Climate vulnerability, impacts and adaptation in Central and South America coastal areas

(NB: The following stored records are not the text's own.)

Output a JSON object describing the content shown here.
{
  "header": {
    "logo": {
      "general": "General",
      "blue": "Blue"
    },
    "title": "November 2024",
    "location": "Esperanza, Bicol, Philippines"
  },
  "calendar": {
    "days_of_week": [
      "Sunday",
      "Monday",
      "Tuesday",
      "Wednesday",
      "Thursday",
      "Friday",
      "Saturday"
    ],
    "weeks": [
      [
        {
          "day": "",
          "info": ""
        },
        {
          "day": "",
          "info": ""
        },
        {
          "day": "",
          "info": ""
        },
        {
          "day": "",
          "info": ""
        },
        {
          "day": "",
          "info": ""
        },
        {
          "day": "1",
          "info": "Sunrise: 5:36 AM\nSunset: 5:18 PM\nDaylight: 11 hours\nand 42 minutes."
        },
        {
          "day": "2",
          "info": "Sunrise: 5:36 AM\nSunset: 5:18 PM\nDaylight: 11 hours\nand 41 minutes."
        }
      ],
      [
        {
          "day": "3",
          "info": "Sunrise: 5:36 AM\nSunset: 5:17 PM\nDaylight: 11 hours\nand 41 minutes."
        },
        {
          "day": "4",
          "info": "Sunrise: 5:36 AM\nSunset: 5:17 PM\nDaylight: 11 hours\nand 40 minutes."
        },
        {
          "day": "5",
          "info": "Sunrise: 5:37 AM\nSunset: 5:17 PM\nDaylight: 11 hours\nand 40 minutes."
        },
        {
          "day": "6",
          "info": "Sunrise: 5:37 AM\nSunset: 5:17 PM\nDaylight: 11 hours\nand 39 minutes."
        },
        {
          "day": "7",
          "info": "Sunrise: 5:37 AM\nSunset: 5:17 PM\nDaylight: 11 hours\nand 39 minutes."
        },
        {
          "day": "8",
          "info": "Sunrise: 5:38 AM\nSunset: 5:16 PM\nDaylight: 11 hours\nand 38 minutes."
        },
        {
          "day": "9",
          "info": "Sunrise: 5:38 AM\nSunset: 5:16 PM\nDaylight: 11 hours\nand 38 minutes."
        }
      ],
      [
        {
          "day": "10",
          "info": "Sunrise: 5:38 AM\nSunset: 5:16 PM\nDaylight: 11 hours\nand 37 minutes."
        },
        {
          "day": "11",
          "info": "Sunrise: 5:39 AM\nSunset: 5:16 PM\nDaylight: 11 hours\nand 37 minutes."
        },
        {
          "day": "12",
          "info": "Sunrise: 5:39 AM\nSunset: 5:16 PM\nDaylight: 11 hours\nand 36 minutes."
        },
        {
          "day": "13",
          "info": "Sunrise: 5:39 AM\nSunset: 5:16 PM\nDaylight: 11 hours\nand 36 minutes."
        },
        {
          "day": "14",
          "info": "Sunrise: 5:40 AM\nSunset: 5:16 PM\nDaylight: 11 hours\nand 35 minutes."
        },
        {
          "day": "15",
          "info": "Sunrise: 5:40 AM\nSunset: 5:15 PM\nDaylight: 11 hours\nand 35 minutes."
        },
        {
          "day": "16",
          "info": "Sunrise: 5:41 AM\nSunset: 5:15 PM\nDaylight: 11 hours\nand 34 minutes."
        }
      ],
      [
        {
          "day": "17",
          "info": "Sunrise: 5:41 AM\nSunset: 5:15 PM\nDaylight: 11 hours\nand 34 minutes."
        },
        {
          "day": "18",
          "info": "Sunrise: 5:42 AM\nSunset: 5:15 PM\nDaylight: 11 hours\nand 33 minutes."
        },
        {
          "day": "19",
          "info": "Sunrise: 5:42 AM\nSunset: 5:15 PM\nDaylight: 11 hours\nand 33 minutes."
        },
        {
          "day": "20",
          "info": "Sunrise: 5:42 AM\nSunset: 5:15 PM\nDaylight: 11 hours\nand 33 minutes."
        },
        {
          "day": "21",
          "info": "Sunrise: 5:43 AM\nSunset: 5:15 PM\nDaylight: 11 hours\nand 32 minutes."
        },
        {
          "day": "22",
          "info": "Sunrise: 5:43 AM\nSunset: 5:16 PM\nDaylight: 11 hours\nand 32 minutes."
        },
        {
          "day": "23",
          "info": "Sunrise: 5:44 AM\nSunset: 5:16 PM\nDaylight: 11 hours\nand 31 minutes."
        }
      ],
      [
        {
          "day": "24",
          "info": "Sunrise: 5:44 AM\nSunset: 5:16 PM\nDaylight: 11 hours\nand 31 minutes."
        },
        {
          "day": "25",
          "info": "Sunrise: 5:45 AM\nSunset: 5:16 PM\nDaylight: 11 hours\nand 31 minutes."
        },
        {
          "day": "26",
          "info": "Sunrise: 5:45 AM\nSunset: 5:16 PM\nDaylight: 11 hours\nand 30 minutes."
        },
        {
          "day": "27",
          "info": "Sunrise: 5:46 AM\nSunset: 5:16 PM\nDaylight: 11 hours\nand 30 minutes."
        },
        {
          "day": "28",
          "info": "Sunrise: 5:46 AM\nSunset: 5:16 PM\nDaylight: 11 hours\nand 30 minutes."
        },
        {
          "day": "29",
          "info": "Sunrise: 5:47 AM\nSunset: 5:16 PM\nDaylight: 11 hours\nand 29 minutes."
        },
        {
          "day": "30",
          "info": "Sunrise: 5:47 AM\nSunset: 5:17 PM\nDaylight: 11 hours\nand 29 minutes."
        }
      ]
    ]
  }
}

Low-Elevation Coastal Zones in Central and South America are exposed to climate-related hazards (sea-level rise, climate variability and storms) which threaten the assets (people, resources, ecosystems, infrastructure, and the services they provide), and are expected to increase due to climate change. A non-systematic review is presented focusing on vulnerability elements, impacts, constraints to adaptation, and their possible strategies. The analysis emphasises the Intergovernmental Panel on Climate Change Reasons for Concern (e.g., threatened systems, extreme events, aggregated impacts, and critical thresholds), particularly on sea-level rise, degradation of mangroves, and invasive alien species in Central and South America focusing on case studies from Uruguay and Venezuela. Despite recent advances in coastal adaptation planning in Central and South America, there is an adaptation deficit in the implementation of measures and strategies against climate-related hazards, such as sea-level rise. Adaptation constraints are linked with poverty, resource allocation, lack of political will, and lack of early warning systems for climate-related hazards. Non-structural adaptation measures such as community-based adaptation and ecosystem-based adaptation are not fully mainstreamed into national plans yet. Government-level initiatives (e.g. National Adaptation Programmes of Action) are being developed, but a few are already implemented. In addition to specific thematic measures, the implementation of non-structural approaches, National Adaptation Programmes of Action and early warning systems, based on the reasons for concern, should foster adaptive capacity in coastal areas.